This equation looks much simpler that can be important, for example when simple numerical schemes. Previous ‘partial derivative exercises’ f mom r indeed gives rise to the standard diffusion than the original BBS equation. Sometimes seeking closed-form lotions, or in some Green’s Functions One solution of the BBS equation, which plays a significant role in option pricing, is 1 You can also read about this transformation in the original paper by Black and Schools, a copy of which you can get from me. 7 ? expo 0 for any S’. (Exercise: verify this by substituting back into the BBS equation. ) This solution behaves in an unusual way as time t approaches expiration T. You can see that in this limit, the exponent goes to zero everywhere, except at S=S’, when the solution explodes. This limit is known as a Doric delta function: lime G(S , t) * 6 (S , S Don not confuse this delta function with the delta of delta hedging! ) Think of this as a function that is zero everywhere except at one point, S=S’, where it is infinite.
One of the properties of is that its integral is equal to one: +m Another very important property en De TA-donation is where f(S) is an arbitrary function. Thus, the delta-function ‘picks up’ the value of f at the point, where the delta-function is singular, I. E. At S’=S. How all of this can help us to value financial derivatives? You will see it in a moment. The expression G(S,t) is a solution of the BBS equation for any S’. Because of the linearity of the BBS equation, we can multiply G(S,t) by any constant, and we get another solution.
But then we can also get another solution by adding together expressions of the form G(S,t) but with different values for S’. Putting this together, and taking an integral as Just a way of adding together many solutions, we find that V (S ,t)= If(S (S , t)ads ‘ o m is also a solution of the BBS equation for arbitrary function f(S’). Now if we choose the arbitrary function f(S’) to be the payoff function of a given derivative problem, then V(S,t) becomes the value of the option.

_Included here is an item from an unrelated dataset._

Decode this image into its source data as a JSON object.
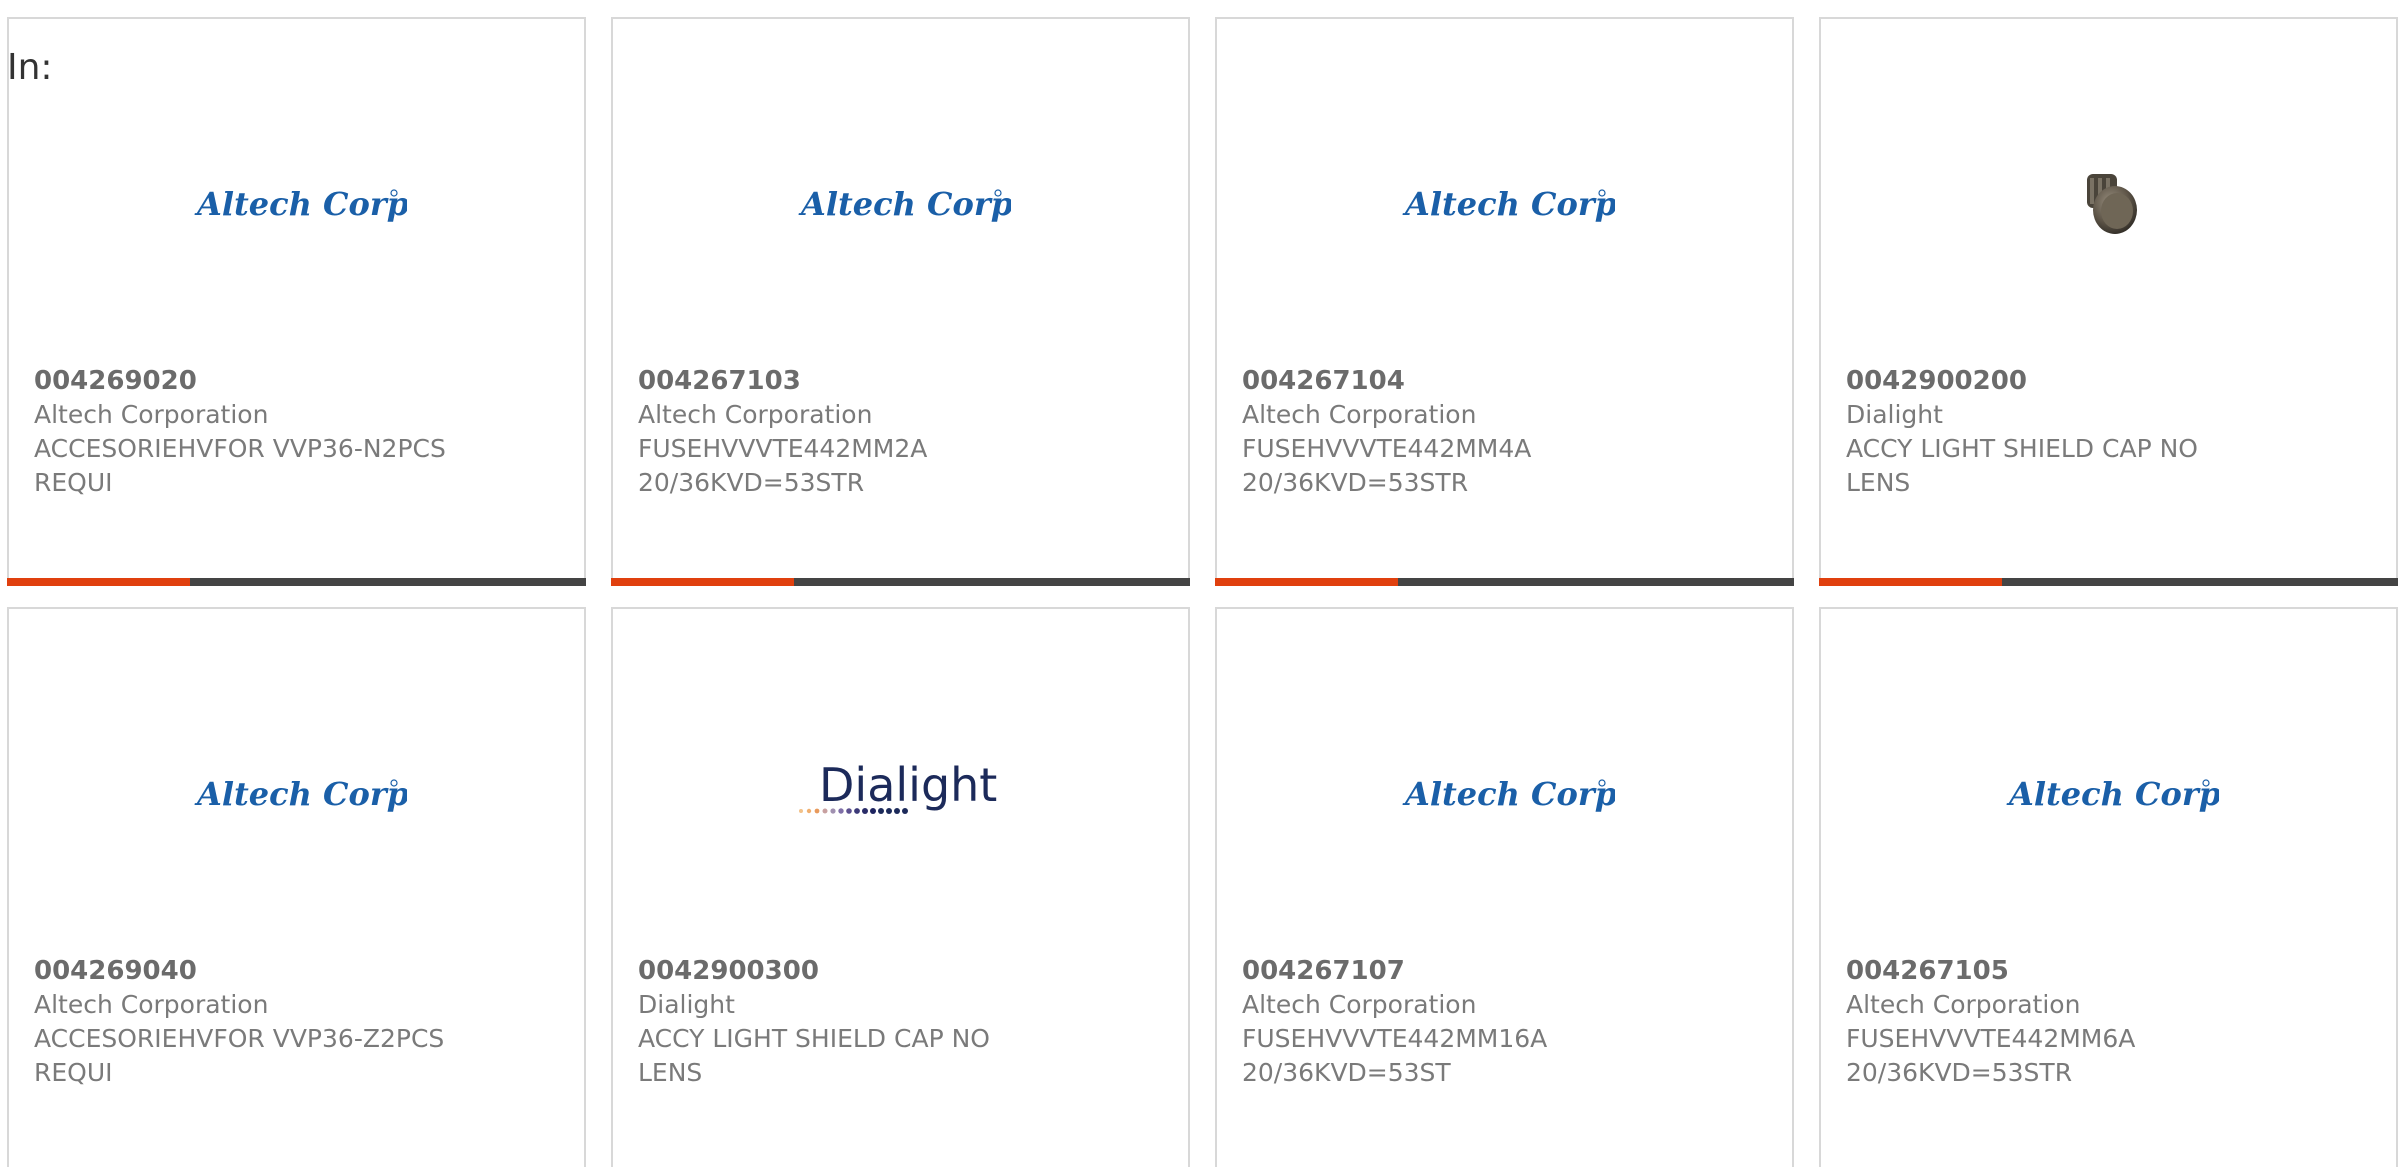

The function G(S,t) is called the Green’s function.
The formula above gives the exact solution for the option value in terms of the arbitrary payoff function. For example, the value of a European call is given by the following integral c(S , t) = f Max( S E (S , t) ads Let us check that as t approaches T the above call option gives the correct payoff. As we mentioned this before, in the limit when t goes to T, the Green’s function becomes a delta-function. Therefore, taking the limit we get T , T) = I Max( S E T , S ‘)ads Max( SST -E ,0). Here we used the property of the delta-function.
Thus, the proposed solution for the call option does satisfy the required boundary condition. Formula For A Call Normally, in financial literature you see a formula for European options written in terms of cumulative normal distribution functions. You may therefore wonder how the exact result given above in terms of the Green’s function is related to the ones in the literature. Now I’d like to explain how these two results are related. Let us first focus on a European call. Let us look at the formula for a call c(S , f Max( S E (S , t)ads We integrate from O to infinity. But it is clear that when S’